ASSIGNMENT >> Every record must be retyped exactly as it reads.

(Excerpts from an interface dataset)

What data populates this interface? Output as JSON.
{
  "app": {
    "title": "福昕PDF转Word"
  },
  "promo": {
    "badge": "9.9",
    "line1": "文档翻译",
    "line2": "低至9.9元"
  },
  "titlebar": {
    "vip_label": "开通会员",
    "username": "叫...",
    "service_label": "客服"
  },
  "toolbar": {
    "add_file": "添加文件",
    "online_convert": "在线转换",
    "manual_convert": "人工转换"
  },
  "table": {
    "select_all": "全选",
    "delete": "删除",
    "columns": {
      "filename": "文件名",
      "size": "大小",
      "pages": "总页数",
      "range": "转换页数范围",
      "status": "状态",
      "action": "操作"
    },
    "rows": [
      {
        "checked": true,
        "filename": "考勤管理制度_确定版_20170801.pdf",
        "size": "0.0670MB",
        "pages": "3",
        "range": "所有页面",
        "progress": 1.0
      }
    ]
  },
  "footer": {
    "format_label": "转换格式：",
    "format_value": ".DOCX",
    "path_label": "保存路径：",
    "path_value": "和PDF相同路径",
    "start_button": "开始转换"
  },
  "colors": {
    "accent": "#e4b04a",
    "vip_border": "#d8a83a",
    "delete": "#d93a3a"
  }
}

SOLUTION TO THIS EXERCISE >>
What data populates this interface? Output as JSON.
{
  "app": {
    "title": "福昕PDF转Word"
  },
  "promo": {
    "badge": "9.9",
    "line1": "文档翻译",
    "line2": "低至9.9元"
  },
  "titlebar": {
    "vip_label": "开通会员",
    "username": "叫...",
    "service_label": "客服"
  },
  "toolbar": {
    "add_file": "添加文件",
    "online_convert": "在线转换",
    "manual_convert": "人工转换"
  },
  "table": {
    "select_all": "全选",
    "delete": "删除",
    "columns": {
      "filename": "文件名",
      "size": "大小",
      "pages": "总页数",
      "range": "转换页数范围",
      "status": "状态",
      "action": "操作"
    },
    "rows": [
      {
        "checked": true,
        "filename": "考勤管理制度_确定版_20170801.pdf",
        "size": "0.0670MB",
        "pages": "3",
        "range": "所有页面",
        "progress": 1.0
      }
    ]
  },
  "footer": {
    "format_label": "转换格式：",
    "format_value": ".DOCX",
    "path_label": "保存路径：",
    "path_value": "和PDF相同路径",
    "start_button": "开始转换"
  },
  "colors": {
    "accent": "#e4b04a",
    "vip_border": "#d8a83a",
    "delete": "#d93a3a"
  }
}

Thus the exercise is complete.